| DIRECTIONS FOR THIS TASK |
Copy the data exactly. Images are the one exception.

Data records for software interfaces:
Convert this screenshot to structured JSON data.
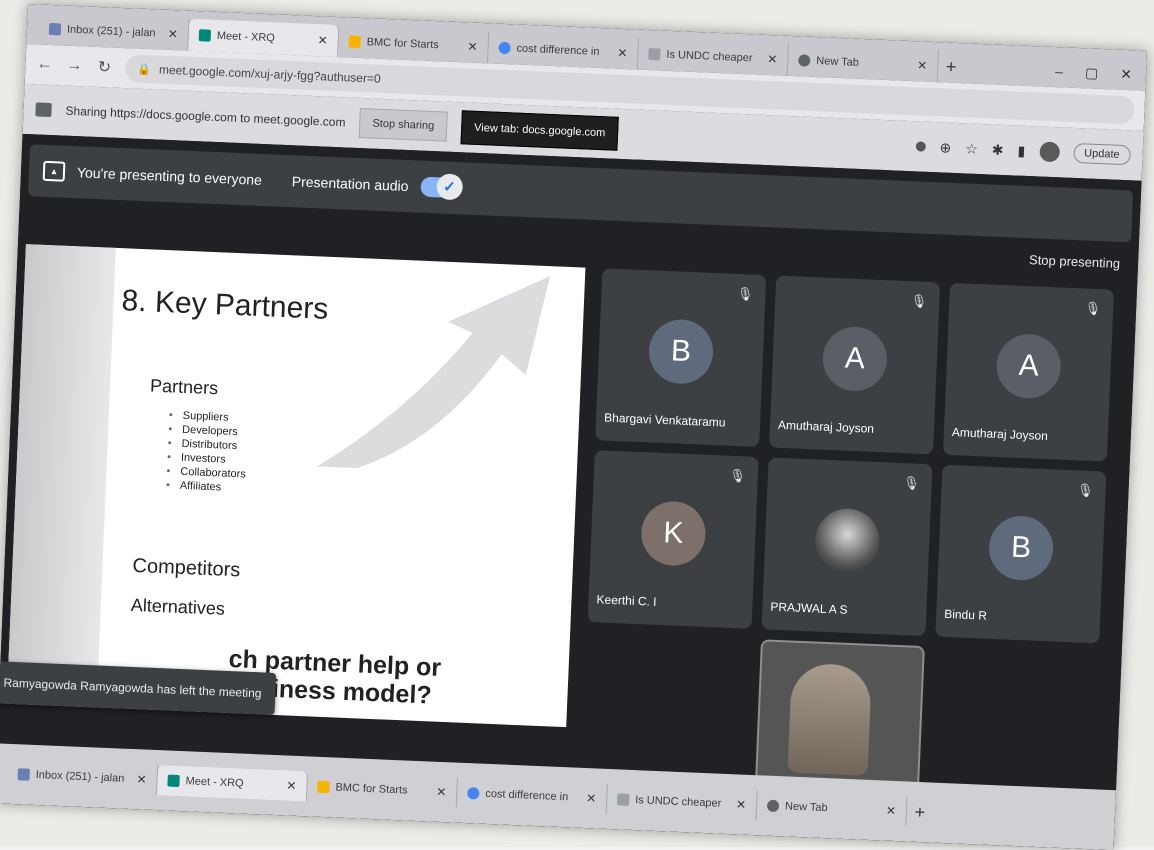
{
  "tabs": [
    {
      "label": "Inbox (251) - jalan",
      "active": false
    },
    {
      "label": "Meet - XRQ",
      "active": true
    },
    {
      "label": "BMC for Starts",
      "active": false
    },
    {
      "label": "cost difference in",
      "active": false
    },
    {
      "label": "Is UNDC cheaper",
      "active": false
    },
    {
      "label": "New Tab",
      "active": false
    }
  ],
  "window_controls": {
    "minimize": "–",
    "restore": "▢",
    "close": "✕"
  },
  "address": {
    "url": "meet.google.com/xuj-arjy-fgg?authuser=0"
  },
  "sharebar": {
    "text": "Sharing https://docs.google.com to meet.google.com",
    "stop_sharing": "Stop sharing",
    "view_tab": "View tab: docs.google.com",
    "update": "Update"
  },
  "presenting": {
    "message": "You're presenting to everyone",
    "audio_label": "Presentation audio",
    "stop_label": "Stop presenting"
  },
  "slide": {
    "title": "8. Key Partners",
    "partners_heading": "Partners",
    "items": [
      "Suppliers",
      "Developers",
      "Distributors",
      "Investors",
      "Collaborators",
      "Affiliates"
    ],
    "competitors": "Competitors",
    "alternatives": "Alternatives",
    "question_line1": "ch partner help or",
    "question_line2": "business model?"
  },
  "toast": {
    "message": "Ramyagowda Ramyagowda has left the meeting"
  },
  "participants": [
    {
      "initial": "B",
      "name": "Bhargavi Venkataramu"
    },
    {
      "initial": "A",
      "name": "Amutharaj Joyson"
    },
    {
      "initial": "A",
      "name": "Amutharaj Joyson"
    },
    {
      "initial": "K",
      "name": "Keerthi C. I"
    },
    {
      "initial": "",
      "name": "PRAJWAL A S"
    },
    {
      "initial": "B",
      "name": "Bindu R"
    }
  ],
  "colors": {
    "meet_bg": "#202124",
    "tile_bg": "#3c4043",
    "accent": "#8ab4f8"
  }
}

| EXERCISE RESULT |
Convert this screenshot to structured JSON data.
{
  "tabs": [
    {
      "label": "Inbox (251) - jalan",
      "active": false
    },
    {
      "label": "Meet - XRQ",
      "active": true
    },
    {
      "label": "BMC for Starts",
      "active": false
    },
    {
      "label": "cost difference in",
      "active": false
    },
    {
      "label": "Is UNDC cheaper",
      "active": false
    },
    {
      "label": "New Tab",
      "active": false
    }
  ],
  "window_controls": {
    "minimize": "–",
    "restore": "▢",
    "close": "✕"
  },
  "address": {
    "url": "meet.google.com/xuj-arjy-fgg?authuser=0"
  },
  "sharebar": {
    "text": "Sharing https://docs.google.com to meet.google.com",
    "stop_sharing": "Stop sharing",
    "view_tab": "View tab: docs.google.com",
    "update": "Update"
  },
  "presenting": {
    "message": "You're presenting to everyone",
    "audio_label": "Presentation audio",
    "stop_label": "Stop presenting"
  },
  "slide": {
    "title": "8. Key Partners",
    "partners_heading": "Partners",
    "items": [
      "Suppliers",
      "Developers",
      "Distributors",
      "Investors",
      "Collaborators",
      "Affiliates"
    ],
    "competitors": "Competitors",
    "alternatives": "Alternatives",
    "question_line1": "ch partner help or",
    "question_line2": "business model?"
  },
  "toast": {
    "message": "Ramyagowda Ramyagowda has left the meeting"
  },
  "participants": [
    {
      "initial": "B",
      "name": "Bhargavi Venkataramu"
    },
    {
      "initial": "A",
      "name": "Amutharaj Joyson"
    },
    {
      "initial": "A",
      "name": "Amutharaj Joyson"
    },
    {
      "initial": "K",
      "name": "Keerthi C. I"
    },
    {
      "initial": "",
      "name": "PRAJWAL A S"
    },
    {
      "initial": "B",
      "name": "Bindu R"
    }
  ],
  "colors": {
    "meet_bg": "#202124",
    "tile_bg": "#3c4043",
    "accent": "#8ab4f8"
  }
}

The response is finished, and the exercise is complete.